>>>>>

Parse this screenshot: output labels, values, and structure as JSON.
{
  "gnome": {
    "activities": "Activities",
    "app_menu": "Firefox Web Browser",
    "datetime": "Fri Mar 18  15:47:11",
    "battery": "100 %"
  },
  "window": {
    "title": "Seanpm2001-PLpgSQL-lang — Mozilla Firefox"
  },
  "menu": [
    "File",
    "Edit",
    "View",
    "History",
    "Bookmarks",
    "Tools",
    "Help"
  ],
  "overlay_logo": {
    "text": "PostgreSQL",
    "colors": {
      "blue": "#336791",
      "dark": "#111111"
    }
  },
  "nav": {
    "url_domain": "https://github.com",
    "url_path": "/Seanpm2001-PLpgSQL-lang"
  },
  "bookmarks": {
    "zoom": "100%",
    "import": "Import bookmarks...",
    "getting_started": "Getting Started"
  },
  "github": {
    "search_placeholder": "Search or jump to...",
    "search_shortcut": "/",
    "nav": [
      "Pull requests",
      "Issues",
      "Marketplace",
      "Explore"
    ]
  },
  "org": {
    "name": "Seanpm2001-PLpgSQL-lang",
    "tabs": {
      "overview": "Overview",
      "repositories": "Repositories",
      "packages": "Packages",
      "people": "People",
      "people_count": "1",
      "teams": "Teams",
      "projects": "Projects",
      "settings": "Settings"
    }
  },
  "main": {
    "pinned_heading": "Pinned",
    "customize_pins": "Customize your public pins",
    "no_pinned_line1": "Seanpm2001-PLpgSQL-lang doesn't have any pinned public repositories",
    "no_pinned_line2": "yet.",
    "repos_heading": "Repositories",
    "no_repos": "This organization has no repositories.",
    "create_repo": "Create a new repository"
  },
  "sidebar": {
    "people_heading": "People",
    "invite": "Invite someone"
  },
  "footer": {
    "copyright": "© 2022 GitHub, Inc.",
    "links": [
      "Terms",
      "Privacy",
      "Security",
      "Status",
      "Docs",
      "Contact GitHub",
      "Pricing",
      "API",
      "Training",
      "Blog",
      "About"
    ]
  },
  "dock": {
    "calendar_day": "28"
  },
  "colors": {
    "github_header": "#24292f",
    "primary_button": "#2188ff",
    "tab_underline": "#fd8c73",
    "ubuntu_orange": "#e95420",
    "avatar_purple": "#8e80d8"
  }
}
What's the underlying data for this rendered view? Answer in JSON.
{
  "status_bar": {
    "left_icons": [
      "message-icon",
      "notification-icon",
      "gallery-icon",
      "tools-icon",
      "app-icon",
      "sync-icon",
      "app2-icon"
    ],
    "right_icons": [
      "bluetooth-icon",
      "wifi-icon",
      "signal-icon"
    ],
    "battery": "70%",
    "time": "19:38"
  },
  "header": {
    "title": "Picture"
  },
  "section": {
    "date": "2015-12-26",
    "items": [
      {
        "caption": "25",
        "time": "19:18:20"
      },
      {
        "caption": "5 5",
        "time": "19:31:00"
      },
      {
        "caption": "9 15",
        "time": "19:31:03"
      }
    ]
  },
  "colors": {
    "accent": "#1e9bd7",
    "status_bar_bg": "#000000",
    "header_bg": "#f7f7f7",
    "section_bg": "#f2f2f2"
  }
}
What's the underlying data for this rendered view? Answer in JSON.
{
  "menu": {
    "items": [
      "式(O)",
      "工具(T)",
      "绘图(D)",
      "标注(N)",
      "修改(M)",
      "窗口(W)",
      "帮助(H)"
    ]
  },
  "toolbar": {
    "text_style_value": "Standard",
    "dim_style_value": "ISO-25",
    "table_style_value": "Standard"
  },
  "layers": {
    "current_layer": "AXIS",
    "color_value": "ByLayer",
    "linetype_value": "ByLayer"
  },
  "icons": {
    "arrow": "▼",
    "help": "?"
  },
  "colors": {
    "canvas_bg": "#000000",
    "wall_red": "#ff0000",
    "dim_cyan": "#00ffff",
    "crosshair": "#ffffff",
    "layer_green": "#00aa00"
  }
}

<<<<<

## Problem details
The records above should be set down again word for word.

## Exercise output
Parse this screenshot: output labels, values, and structure as JSON.
{
  "gnome": {
    "activities": "Activities",
    "app_menu": "Firefox Web Browser",
    "datetime": "Fri Mar 18  15:47:11",
    "battery": "100 %"
  },
  "window": {
    "title": "Seanpm2001-PLpgSQL-lang — Mozilla Firefox"
  },
  "menu": [
    "File",
    "Edit",
    "View",
    "History",
    "Bookmarks",
    "Tools",
    "Help"
  ],
  "overlay_logo": {
    "text": "PostgreSQL",
    "colors": {
      "blue": "#336791",
      "dark": "#111111"
    }
  },
  "nav": {
    "url_domain": "https://github.com",
    "url_path": "/Seanpm2001-PLpgSQL-lang"
  },
  "bookmarks": {
    "zoom": "100%",
    "import": "Import bookmarks...",
    "getting_started": "Getting Started"
  },
  "github": {
    "search_placeholder": "Search or jump to...",
    "search_shortcut": "/",
    "nav": [
      "Pull requests",
      "Issues",
      "Marketplace",
      "Explore"
    ]
  },
  "org": {
    "name": "Seanpm2001-PLpgSQL-lang",
    "tabs": {
      "overview": "Overview",
      "repositories": "Repositories",
      "packages": "Packages",
      "people": "People",
      "people_count": "1",
      "teams": "Teams",
      "projects": "Projects",
      "settings": "Settings"
    }
  },
  "main": {
    "pinned_heading": "Pinned",
    "customize_pins": "Customize your public pins",
    "no_pinned_line1": "Seanpm2001-PLpgSQL-lang doesn't have any pinned public repositories",
    "no_pinned_line2": "yet.",
    "repos_heading": "Repositories",
    "no_repos": "This organization has no repositories.",
    "create_repo": "Create a new repository"
  },
  "sidebar": {
    "people_heading": "People",
    "invite": "Invite someone"
  },
  "footer": {
    "copyright": "© 2022 GitHub, Inc.",
    "links": [
      "Terms",
      "Privacy",
      "Security",
      "Status",
      "Docs",
      "Contact GitHub",
      "Pricing",
      "API",
      "Training",
      "Blog",
      "About"
    ]
  },
  "dock": {
    "calendar_day": "28"
  },
  "colors": {
    "github_header": "#24292f",
    "primary_button": "#2188ff",
    "tab_underline": "#fd8c73",
    "ubuntu_orange": "#e95420",
    "avatar_purple": "#8e80d8"
  }
}
What's the underlying data for this rendered view? Answer in JSON.
{
  "status_bar": {
    "left_icons": [
      "message-icon",
      "notification-icon",
      "gallery-icon",
      "tools-icon",
      "app-icon",
      "sync-icon",
      "app2-icon"
    ],
    "right_icons": [
      "bluetooth-icon",
      "wifi-icon",
      "signal-icon"
    ],
    "battery": "70%",
    "time": "19:38"
  },
  "header": {
    "title": "Picture"
  },
  "section": {
    "date": "2015-12-26",
    "items": [
      {
        "caption": "25",
        "time": "19:18:20"
      },
      {
        "caption": "5 5",
        "time": "19:31:00"
      },
      {
        "caption": "9 15",
        "time": "19:31:03"
      }
    ]
  },
  "colors": {
    "accent": "#1e9bd7",
    "status_bar_bg": "#000000",
    "header_bg": "#f7f7f7",
    "section_bg": "#f2f2f2"
  }
}
What's the underlying data for this rendered view? Answer in JSON.
{
  "menu": {
    "items": [
      "式(O)",
      "工具(T)",
      "绘图(D)",
      "标注(N)",
      "修改(M)",
      "窗口(W)",
      "帮助(H)"
    ]
  },
  "toolbar": {
    "text_style_value": "Standard",
    "dim_style_value": "ISO-25",
    "table_style_value": "Standard"
  },
  "layers": {
    "current_layer": "AXIS",
    "color_value": "ByLayer",
    "linetype_value": "ByLayer"
  },
  "icons": {
    "arrow": "▼",
    "help": "?"
  },
  "colors": {
    "canvas_bg": "#000000",
    "wall_red": "#ff0000",
    "dim_cyan": "#00ffff",
    "crosshair": "#ffffff",
    "layer_green": "#00aa00"
  }
}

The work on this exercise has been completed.